-- Prompt --
The records must be duplicated exactly, with every picture left out.
-----
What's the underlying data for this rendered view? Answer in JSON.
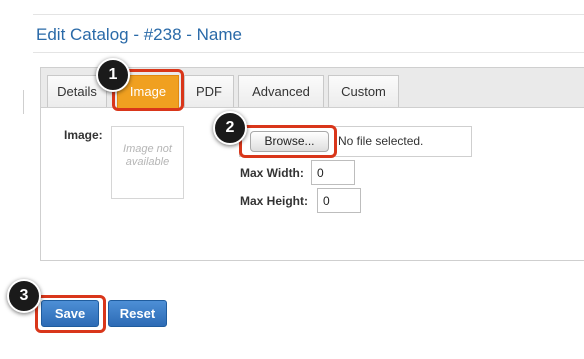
{
  "page": {
    "title": "Edit Catalog - #238 - Name"
  },
  "tabs": [
    {
      "label": "Details",
      "active": false
    },
    {
      "label": "Image",
      "active": true
    },
    {
      "label": "PDF",
      "active": false
    },
    {
      "label": "Advanced",
      "active": false
    },
    {
      "label": "Custom",
      "active": false
    }
  ],
  "image_section": {
    "label": "Image:",
    "placeholder_text": "Image not available",
    "browse_label": "Browse...",
    "file_status": "No file selected.",
    "max_width_label": "Max Width:",
    "max_width_value": "0",
    "max_height_label": "Max Height:",
    "max_height_value": "0"
  },
  "actions": {
    "save_label": "Save",
    "reset_label": "Reset"
  },
  "annotations": {
    "step1": "1",
    "step2": "2",
    "step3": "3",
    "highlight_color": "#d9361a"
  },
  "colors": {
    "title": "#2a6aa8",
    "active_tab": "#f0a020",
    "primary_button": "#2d6bb5"
  }
}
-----
-- Response for this exercise --
What's the underlying data for this rendered view? Answer in JSON.
{
  "page": {
    "title": "Edit Catalog - #238 - Name"
  },
  "tabs": [
    {
      "label": "Details",
      "active": false
    },
    {
      "label": "Image",
      "active": true
    },
    {
      "label": "PDF",
      "active": false
    },
    {
      "label": "Advanced",
      "active": false
    },
    {
      "label": "Custom",
      "active": false
    }
  ],
  "image_section": {
    "label": "Image:",
    "placeholder_text": "Image not available",
    "browse_label": "Browse...",
    "file_status": "No file selected.",
    "max_width_label": "Max Width:",
    "max_width_value": "0",
    "max_height_label": "Max Height:",
    "max_height_value": "0"
  },
  "actions": {
    "save_label": "Save",
    "reset_label": "Reset"
  },
  "annotations": {
    "step1": "1",
    "step2": "2",
    "step3": "3",
    "highlight_color": "#d9361a"
  },
  "colors": {
    "title": "#2a6aa8",
    "active_tab": "#f0a020",
    "primary_button": "#2d6bb5"
  }
}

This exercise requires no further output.